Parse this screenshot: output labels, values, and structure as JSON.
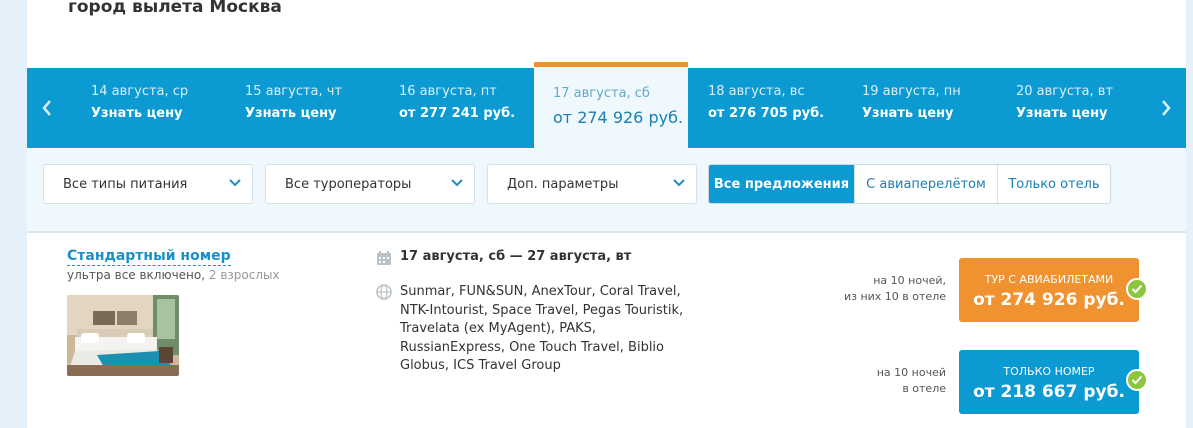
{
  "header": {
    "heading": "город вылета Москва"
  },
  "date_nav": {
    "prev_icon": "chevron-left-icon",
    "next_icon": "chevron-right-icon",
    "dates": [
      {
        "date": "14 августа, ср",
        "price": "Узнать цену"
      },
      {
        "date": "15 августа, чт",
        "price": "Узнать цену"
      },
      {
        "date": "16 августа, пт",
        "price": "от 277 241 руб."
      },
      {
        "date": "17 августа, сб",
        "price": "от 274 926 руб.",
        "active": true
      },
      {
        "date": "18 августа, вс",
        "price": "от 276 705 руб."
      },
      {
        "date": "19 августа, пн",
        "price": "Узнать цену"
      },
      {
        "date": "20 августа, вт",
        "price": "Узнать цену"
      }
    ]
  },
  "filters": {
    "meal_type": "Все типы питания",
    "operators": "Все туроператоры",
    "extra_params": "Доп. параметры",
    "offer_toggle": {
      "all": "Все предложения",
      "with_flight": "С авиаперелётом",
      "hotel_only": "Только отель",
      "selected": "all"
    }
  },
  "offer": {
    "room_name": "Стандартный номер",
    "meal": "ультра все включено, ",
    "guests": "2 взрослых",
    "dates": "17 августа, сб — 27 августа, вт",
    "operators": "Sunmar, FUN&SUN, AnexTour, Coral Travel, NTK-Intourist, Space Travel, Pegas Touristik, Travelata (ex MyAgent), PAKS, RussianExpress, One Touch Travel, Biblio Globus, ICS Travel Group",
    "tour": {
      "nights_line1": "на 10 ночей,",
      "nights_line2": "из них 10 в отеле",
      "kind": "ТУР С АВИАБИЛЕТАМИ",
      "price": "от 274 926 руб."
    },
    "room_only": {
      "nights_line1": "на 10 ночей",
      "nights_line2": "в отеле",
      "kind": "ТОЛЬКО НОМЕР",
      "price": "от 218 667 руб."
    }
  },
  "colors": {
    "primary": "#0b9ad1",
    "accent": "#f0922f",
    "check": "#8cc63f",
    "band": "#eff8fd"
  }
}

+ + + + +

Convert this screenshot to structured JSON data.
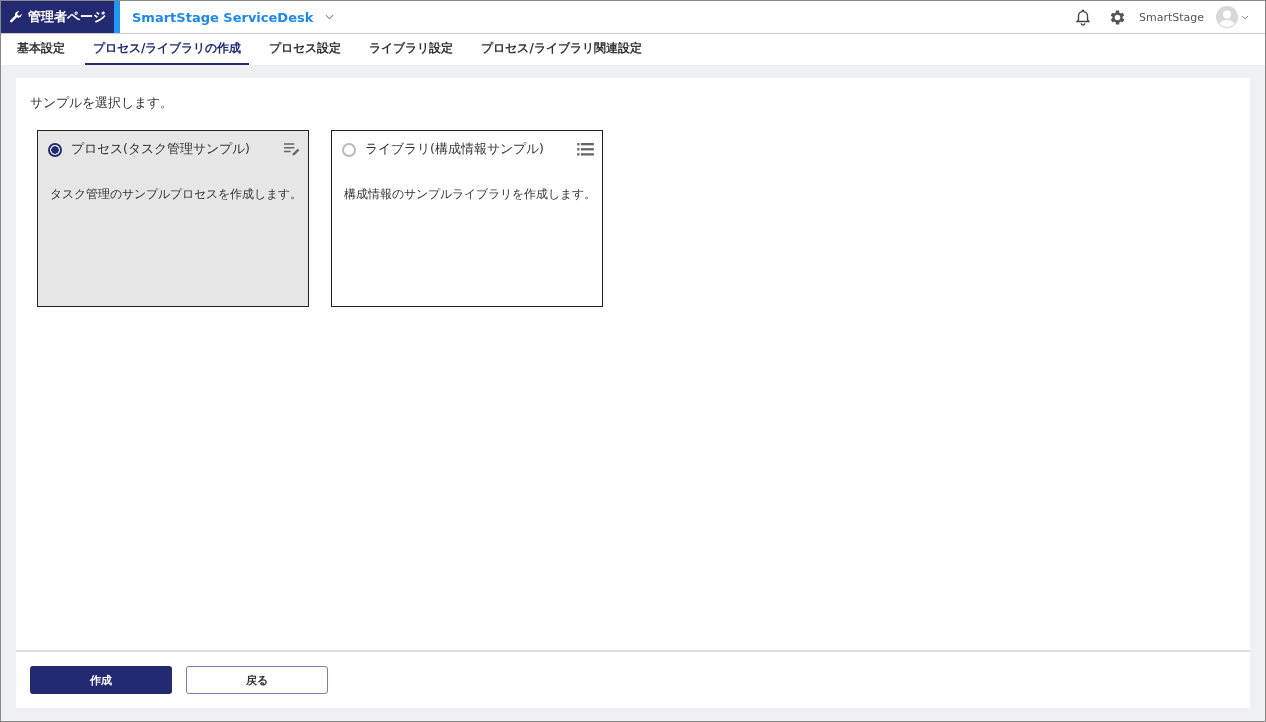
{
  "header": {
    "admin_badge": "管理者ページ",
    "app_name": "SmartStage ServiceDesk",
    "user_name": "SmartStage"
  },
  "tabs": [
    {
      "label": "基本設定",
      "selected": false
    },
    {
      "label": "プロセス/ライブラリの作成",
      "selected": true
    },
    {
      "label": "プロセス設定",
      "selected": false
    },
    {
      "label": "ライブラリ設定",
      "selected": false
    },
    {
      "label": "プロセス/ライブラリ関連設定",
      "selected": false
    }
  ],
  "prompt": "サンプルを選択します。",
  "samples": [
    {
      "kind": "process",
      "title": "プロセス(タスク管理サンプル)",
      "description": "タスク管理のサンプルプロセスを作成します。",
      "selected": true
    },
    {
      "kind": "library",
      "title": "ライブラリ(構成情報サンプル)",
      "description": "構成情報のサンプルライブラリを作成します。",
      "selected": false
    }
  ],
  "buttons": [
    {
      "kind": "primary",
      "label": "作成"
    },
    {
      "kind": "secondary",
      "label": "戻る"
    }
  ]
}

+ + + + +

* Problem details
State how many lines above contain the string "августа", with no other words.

* Task answer
8